STORED DATA:
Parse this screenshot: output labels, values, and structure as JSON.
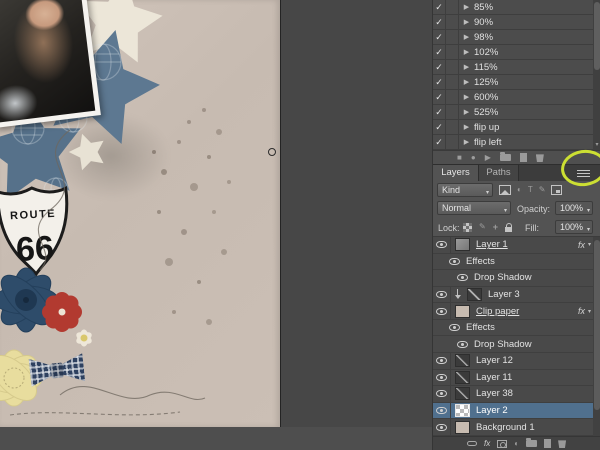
{
  "actions_panel": {
    "items": [
      {
        "label": "85%"
      },
      {
        "label": "90%"
      },
      {
        "label": "98%"
      },
      {
        "label": "102%"
      },
      {
        "label": "115%"
      },
      {
        "label": "125%"
      },
      {
        "label": "600%"
      },
      {
        "label": "525%"
      },
      {
        "label": "flip up"
      },
      {
        "label": "flip left"
      }
    ]
  },
  "icons": {
    "check": "✓",
    "tri_right": "▶",
    "tri_down": "▾",
    "stop": "■",
    "record": "●",
    "play": "▶",
    "adjustment": "◐",
    "text_tool": "T",
    "brush": "✎",
    "plus": "+"
  },
  "layers_panel": {
    "tabs": {
      "layers": "Layers",
      "paths": "Paths"
    },
    "kind_label": "Kind",
    "blend_mode": "Normal",
    "opacity_label": "Opacity:",
    "opacity_value": "100%",
    "lock_label": "Lock:",
    "fill_label": "Fill:",
    "fill_value": "100%",
    "fx_label": "fx",
    "rows": [
      {
        "name": "Layer 1",
        "selected": false
      },
      {
        "name": "Effects",
        "selected": false
      },
      {
        "name": "Drop Shadow",
        "selected": false
      },
      {
        "name": "Layer 3",
        "selected": false
      },
      {
        "name": "Clip paper",
        "selected": false
      },
      {
        "name": "Effects",
        "selected": false
      },
      {
        "name": "Drop Shadow",
        "selected": false
      },
      {
        "name": "Layer 12",
        "selected": false
      },
      {
        "name": "Layer 11",
        "selected": false
      },
      {
        "name": "Layer 38",
        "selected": false
      },
      {
        "name": "Layer 2",
        "selected": true
      },
      {
        "name": "Background 1",
        "selected": false
      }
    ]
  },
  "canvas": {
    "route_shield": {
      "top": "ROUTE",
      "number": "66"
    }
  },
  "colors": {
    "selection": "#50708e",
    "annotation": "#ccdf33",
    "paper": "#c9bcb2",
    "panel": "#4e4e4e"
  }
}
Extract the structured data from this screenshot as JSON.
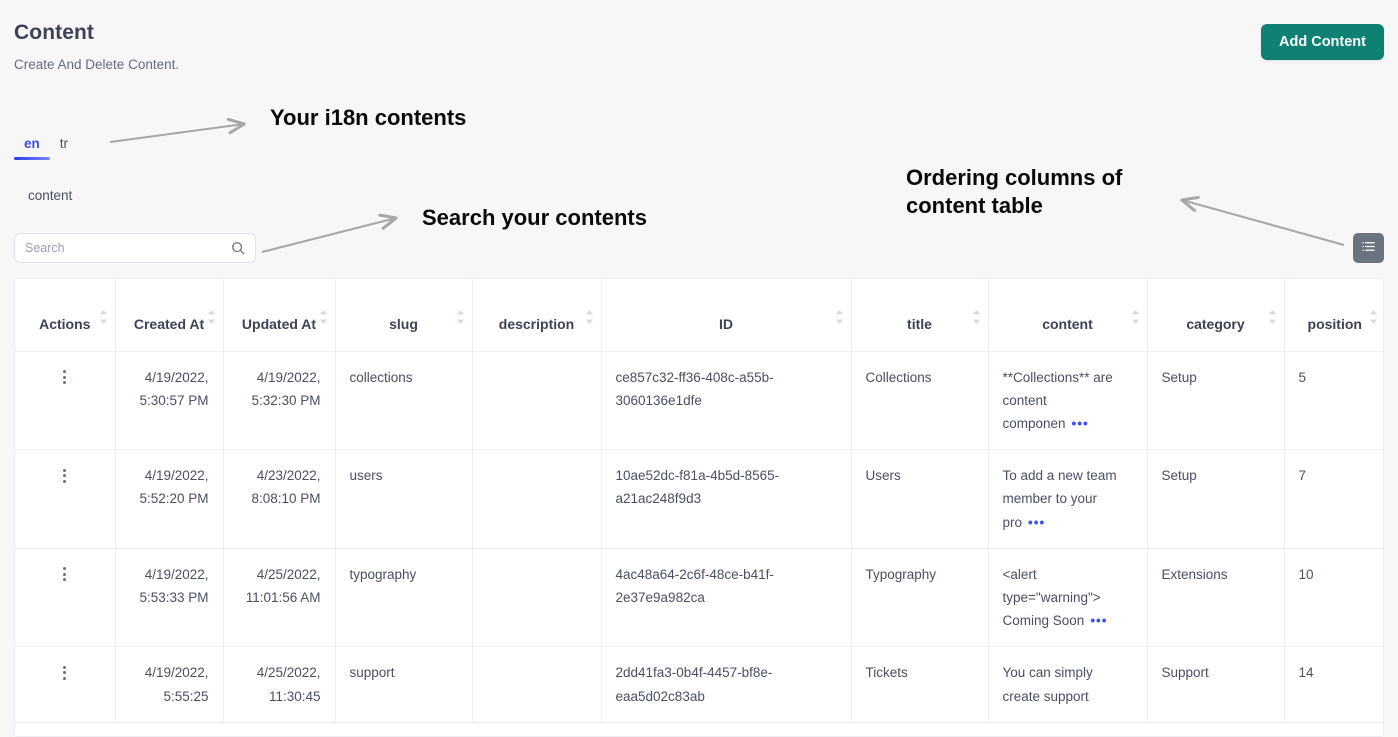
{
  "header": {
    "title": "Content",
    "subtitle": "Create And Delete Content.",
    "add_button": "Add Content",
    "accent_color": "#0f8173"
  },
  "locale_tabs": {
    "items": [
      {
        "label": "en",
        "active": true
      },
      {
        "label": "tr",
        "active": false
      }
    ],
    "active_color": "#3d4ff0",
    "subtab": "content"
  },
  "search": {
    "placeholder": "Search",
    "value": "",
    "icon": "search-icon"
  },
  "column_order_button": {
    "icon": "list-columns-icon",
    "background": "#6b7280"
  },
  "annotations": [
    {
      "id": "i18n",
      "text": "Your i18n contents"
    },
    {
      "id": "search",
      "text": "Search your contents"
    },
    {
      "id": "order",
      "text": "Ordering columns of\ncontent table"
    }
  ],
  "table": {
    "columns": [
      {
        "key": "actions",
        "label": "Actions",
        "sortable": true,
        "align": "center"
      },
      {
        "key": "created_at",
        "label": "Created At",
        "sortable": true,
        "align": "right"
      },
      {
        "key": "updated_at",
        "label": "Updated At",
        "sortable": true,
        "align": "right"
      },
      {
        "key": "slug",
        "label": "slug",
        "sortable": true,
        "align": "left"
      },
      {
        "key": "description",
        "label": "description",
        "sortable": true,
        "align": "left"
      },
      {
        "key": "id",
        "label": "ID",
        "sortable": true,
        "align": "left"
      },
      {
        "key": "title",
        "label": "title",
        "sortable": true,
        "align": "left"
      },
      {
        "key": "content",
        "label": "content",
        "sortable": true,
        "align": "left"
      },
      {
        "key": "category",
        "label": "category",
        "sortable": true,
        "align": "left"
      },
      {
        "key": "position",
        "label": "position",
        "sortable": true,
        "align": "left"
      }
    ],
    "rows": [
      {
        "created_at": "4/19/2022, 5:30:57 PM",
        "updated_at": "4/19/2022, 5:32:30 PM",
        "slug": "collections",
        "description": "",
        "id": "ce857c32-ff36-408c-a55b-3060136e1dfe",
        "title": "Collections",
        "content": "**Collections** are content componen",
        "content_truncated": true,
        "category": "Setup",
        "position": "5"
      },
      {
        "created_at": "4/19/2022, 5:52:20 PM",
        "updated_at": "4/23/2022, 8:08:10 PM",
        "slug": "users",
        "description": "",
        "id": "10ae52dc-f81a-4b5d-8565-a21ac248f9d3",
        "title": "Users",
        "content": "To add a new team member to your pro",
        "content_truncated": true,
        "category": "Setup",
        "position": "7"
      },
      {
        "created_at": "4/19/2022, 5:53:33 PM",
        "updated_at": "4/25/2022, 11:01:56 AM",
        "slug": "typography",
        "description": "",
        "id": "4ac48a64-2c6f-48ce-b41f-2e37e9a982ca",
        "title": "Typography",
        "content": "<alert type=\"warning\"> Coming Soon",
        "content_truncated": true,
        "category": "Extensions",
        "position": "10"
      },
      {
        "created_at": "4/19/2022, 5:55:25",
        "updated_at": "4/25/2022, 11:30:45",
        "slug": "support",
        "description": "",
        "id": "2dd41fa3-0b4f-4457-bf8e-eaa5d02c83ab",
        "title": "Tickets",
        "content": "You can simply create support",
        "content_truncated": false,
        "category": "Support",
        "position": "14"
      }
    ],
    "truncate_marker": "•••"
  }
}
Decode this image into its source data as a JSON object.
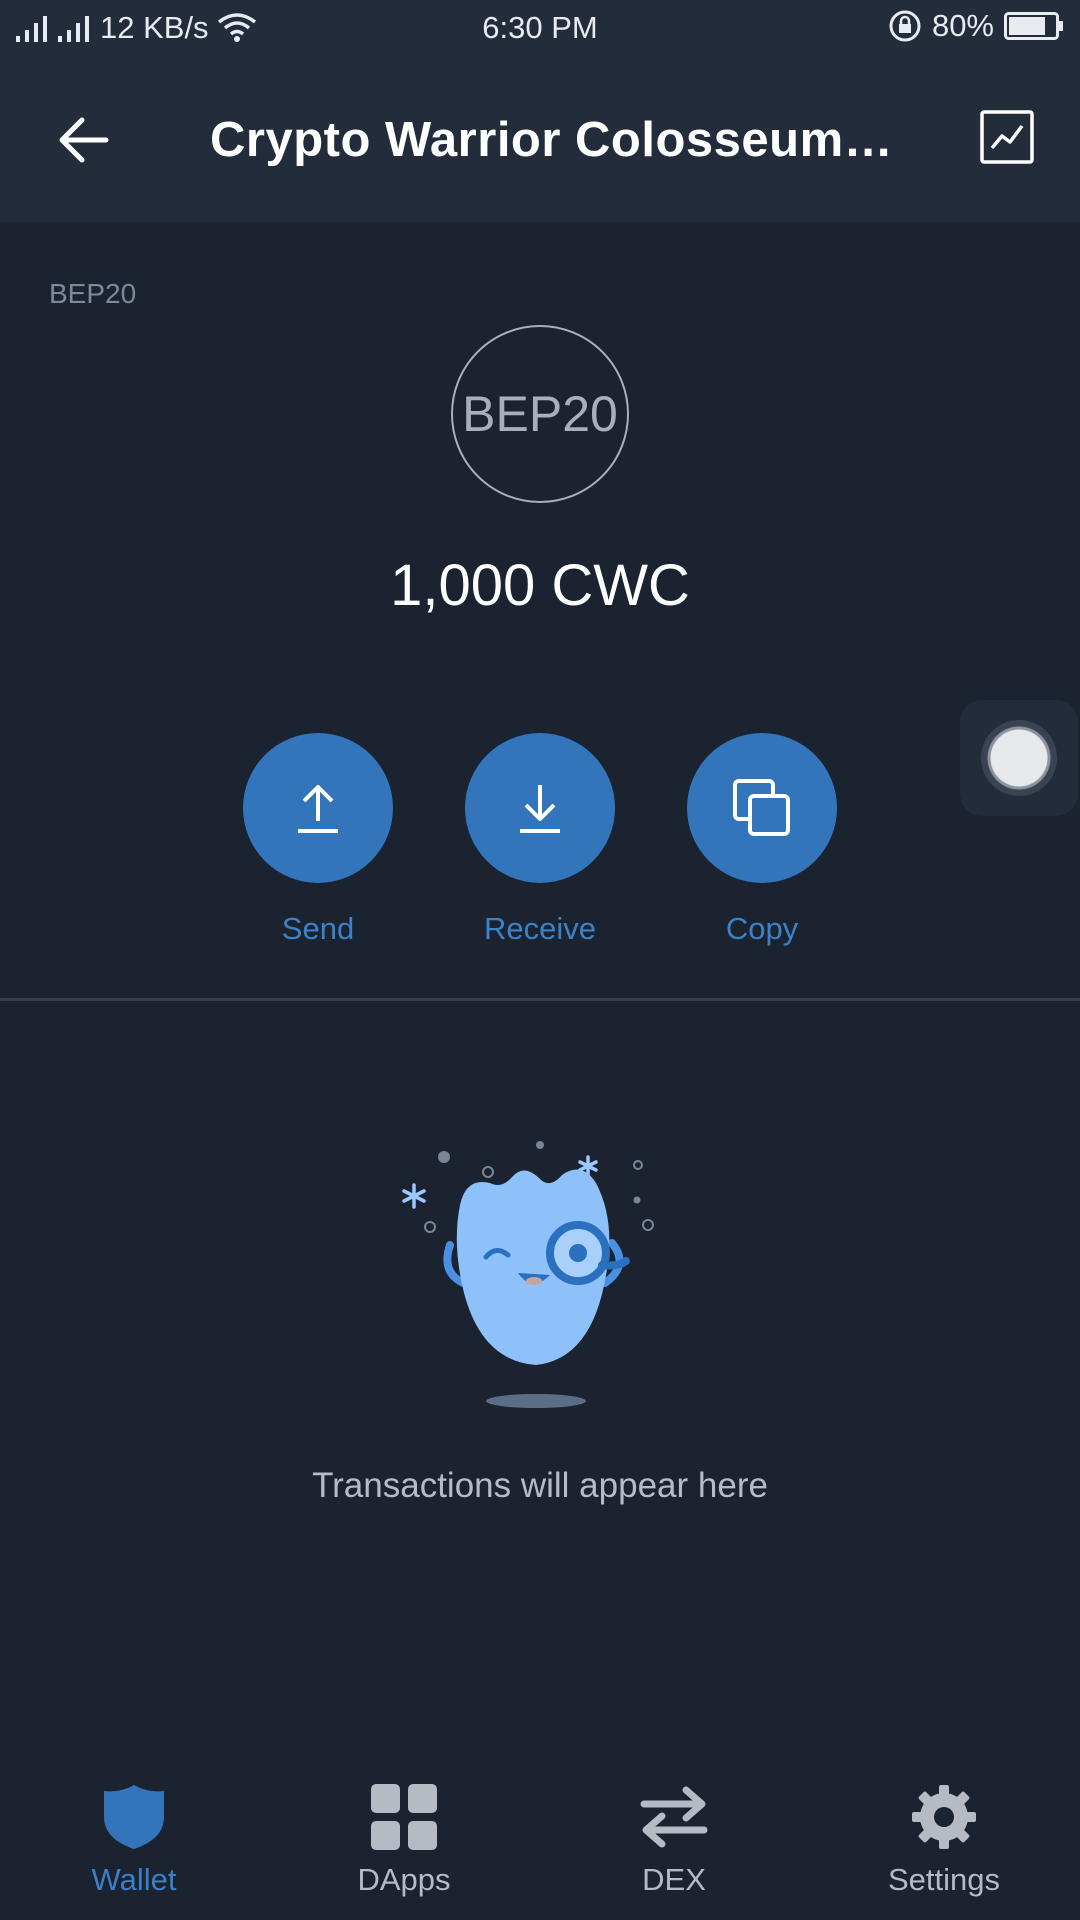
{
  "status_bar": {
    "network_speed": "12 KB/s",
    "time": "6:30 PM",
    "battery": "80%",
    "battery_level": 0.8
  },
  "header": {
    "title": "Crypto Warrior Colosseum…",
    "back_icon": "arrow-left-icon",
    "chart_icon": "price-chart-icon"
  },
  "token": {
    "standard": "BEP20",
    "logo_text": "BEP20",
    "balance": "1,000 CWC"
  },
  "actions": [
    {
      "label": "Send",
      "icon": "upload-arrow-icon"
    },
    {
      "label": "Receive",
      "icon": "download-arrow-icon"
    },
    {
      "label": "Copy",
      "icon": "copy-icon"
    }
  ],
  "transactions": {
    "empty_message": "Transactions will appear here"
  },
  "bottom_nav": [
    {
      "label": "Wallet",
      "icon": "shield-icon",
      "active": true
    },
    {
      "label": "DApps",
      "icon": "grid-icon",
      "active": false
    },
    {
      "label": "DEX",
      "icon": "swap-arrows-icon",
      "active": false
    },
    {
      "label": "Settings",
      "icon": "gear-icon",
      "active": false
    }
  ],
  "colors": {
    "background": "#1b2230",
    "header": "#222c3b",
    "accent": "#3375bb",
    "accent_text": "#3b82c8",
    "muted_text": "#b5bac3"
  }
}
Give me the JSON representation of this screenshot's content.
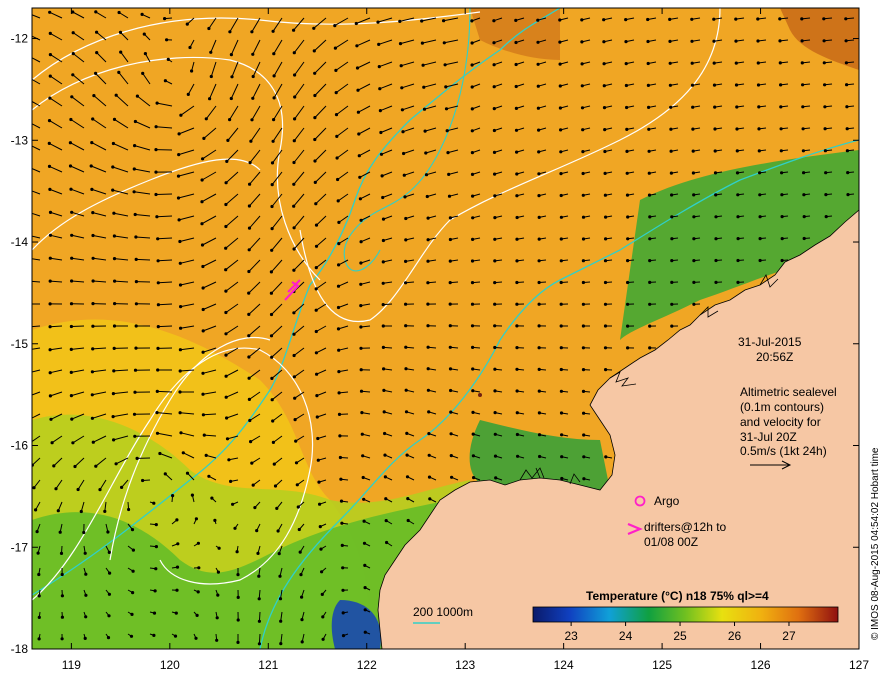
{
  "map": {
    "x_ticks": [
      "119",
      "120",
      "121",
      "122",
      "123",
      "124",
      "125",
      "126",
      "127"
    ],
    "y_ticks": [
      "-12",
      "-13",
      "-14",
      "-15",
      "-16",
      "-17",
      "-18"
    ],
    "x_range": [
      118.6,
      127
    ],
    "y_range": [
      -18,
      -11.7
    ]
  },
  "annotations": {
    "date": "31-Jul-2015",
    "time": "20:56Z",
    "altimetric": [
      "Altimetric sealevel",
      "(0.1m contours)",
      "and velocity for",
      "31-Jul 20Z",
      "0.5m/s (1kt 24h)"
    ]
  },
  "legend": {
    "argo_label": "Argo",
    "drifters_label_1": "drifters@12h to",
    "drifters_label_2": "01/08 00Z",
    "bathymetry_label": "200  1000m",
    "colorbar_title": "Temperature (°C) n18 75% ql>=4",
    "colorbar_ticks": [
      "23",
      "24",
      "25",
      "26",
      "27"
    ],
    "colorbar_range": [
      22.3,
      27.9
    ]
  },
  "credit": "© IMOS 08-Aug-2015 04:54:02 Hobart time",
  "colors": {
    "land": "#f5c6a3",
    "sea_warm": "#f0a020",
    "sea_mid": "#f4c010",
    "sea_cool": "#9ecc20",
    "sea_cold": "#28a030",
    "contour": "#ffffff",
    "bathymetry": "#30d0c8",
    "drifter": "#ff20c8"
  }
}
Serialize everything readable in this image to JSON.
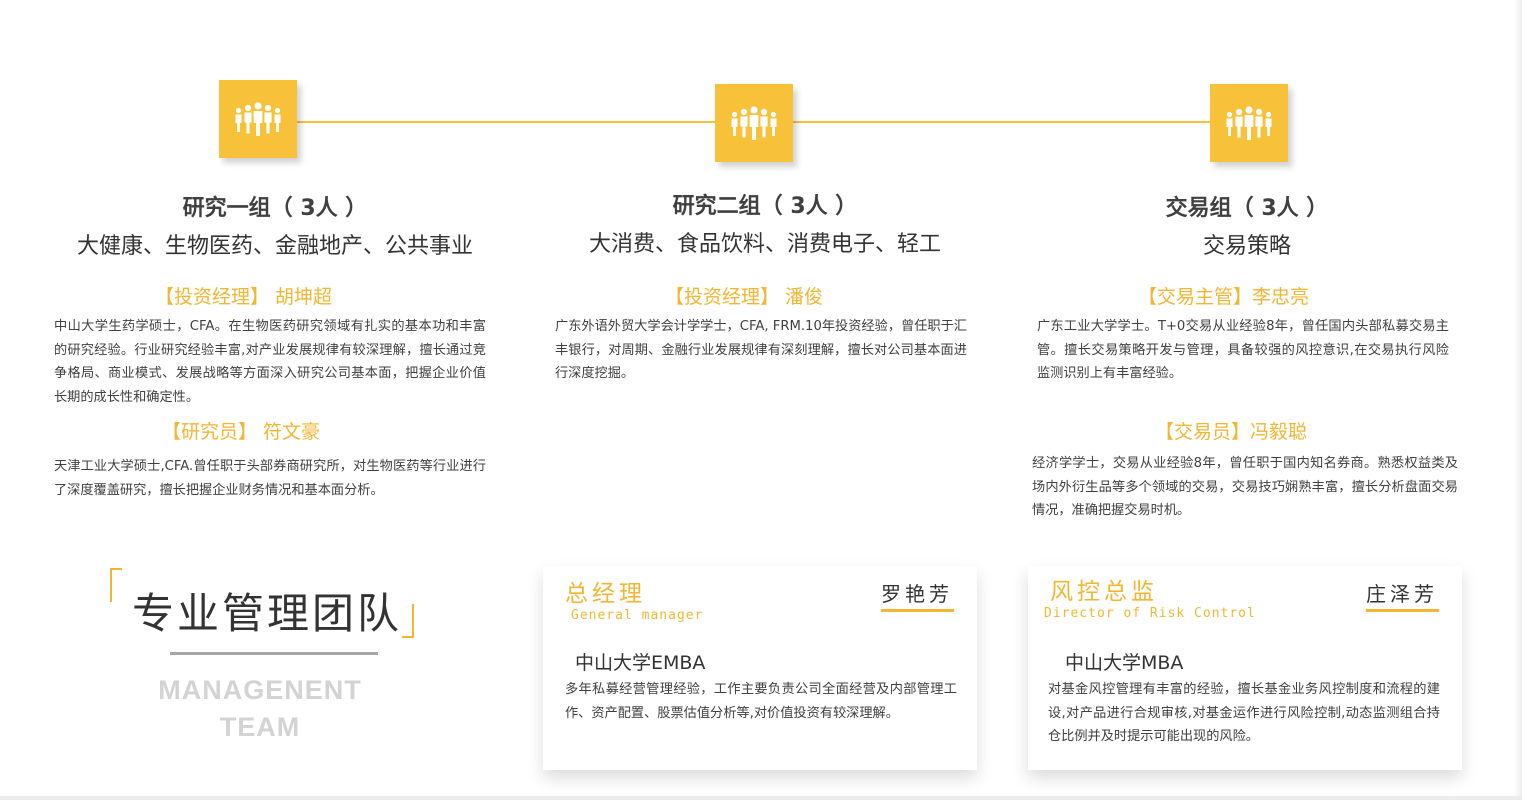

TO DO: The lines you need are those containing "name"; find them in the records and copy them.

SOLVED EXERCISE:
        "name": "Layer 1",
        "name": "Effects",
        "name": "Drop Shadow",
        "name": "Layer 3",
        "name": "Clip paper",
        "name": "Effects",
        "name": "Drop Shadow",
        "name": "Layer 12",
        "name": "Layer 11",
        "name": "Layer 38",
        "name": "Layer 2",
        "name": "Background 1",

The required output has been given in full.